Schizophrenia presents as a heterogeneous and phasic illness,
with disabilities affecting perception, cognition, language, memory,
emotion, volition, and social and adaptive behaviors. The current
formulation about its pathophysiology posits neuroanatomic and neurochemical abnormalities
that can be either genetically or environmentally induced. These
neurobiological substrates can produce vulnerability in a particular
person that makes him or her sensitive to a variety of psychosocial
and physical stressors. When a stressor coincides with the vulnerability,
occasionally early in life but usually in late adolescence or early adulthood,
afflicted persons develop a steadily worsening cascade of changes
in their neurochemical, cognitive, and interpersonal structures.
Full recovery from these changes is the exception rather than the
rule.
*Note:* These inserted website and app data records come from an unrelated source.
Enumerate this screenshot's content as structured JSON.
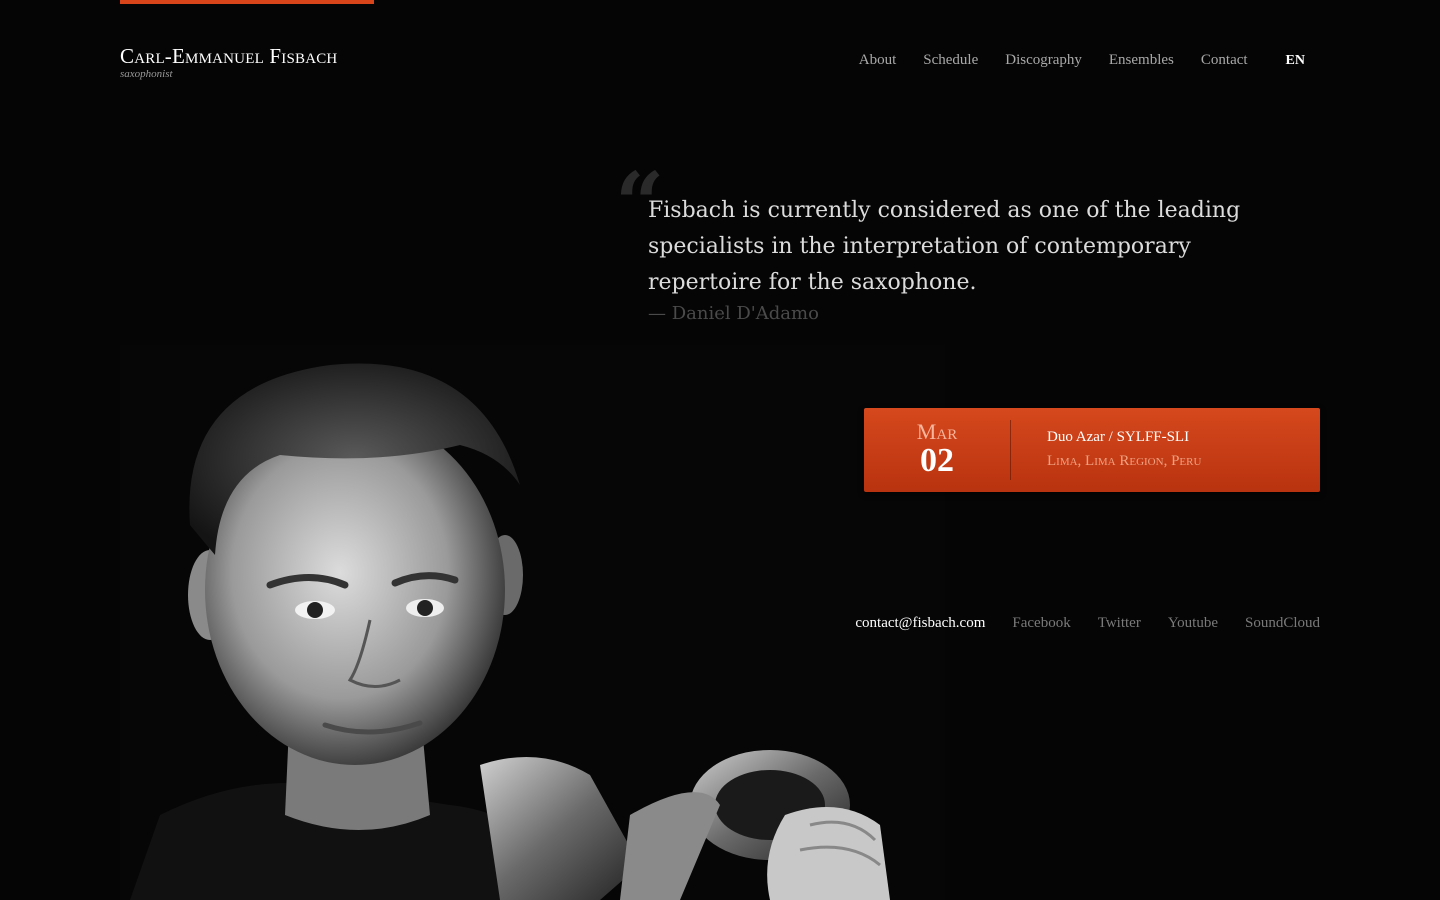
{
  "brand": {
    "name": "Carl-Emmanuel Fisbach",
    "subtitle": "saxophonist"
  },
  "nav": {
    "items": [
      {
        "label": "About"
      },
      {
        "label": "Schedule"
      },
      {
        "label": "Discography"
      },
      {
        "label": "Ensembles"
      },
      {
        "label": "Contact"
      }
    ],
    "language": "EN"
  },
  "quote": {
    "mark": "“",
    "text": "Fisbach is currently considered as one of the leading specialists in the interpretation of contemporary repertoire for the saxophone.",
    "author": "— Daniel D'Adamo"
  },
  "event": {
    "month": "Mar",
    "day": "02",
    "title": "Duo Azar / SYLFF-SLI",
    "location": "Lima, Lima Region, Peru"
  },
  "contact": {
    "email": "contact@fisbach.com",
    "social": [
      "Facebook",
      "Twitter",
      "Youtube",
      "SoundCloud"
    ]
  },
  "colors": {
    "accent": "#d9451b",
    "background": "#050505"
  }
}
This complex view of the schizophrenic process has moved treatment
from a rigid dichotomy between somatic and psychosocial approaches
to the more broadly integrated but highly focused biopsychosocial
interventions detailed in the three chapters in this section.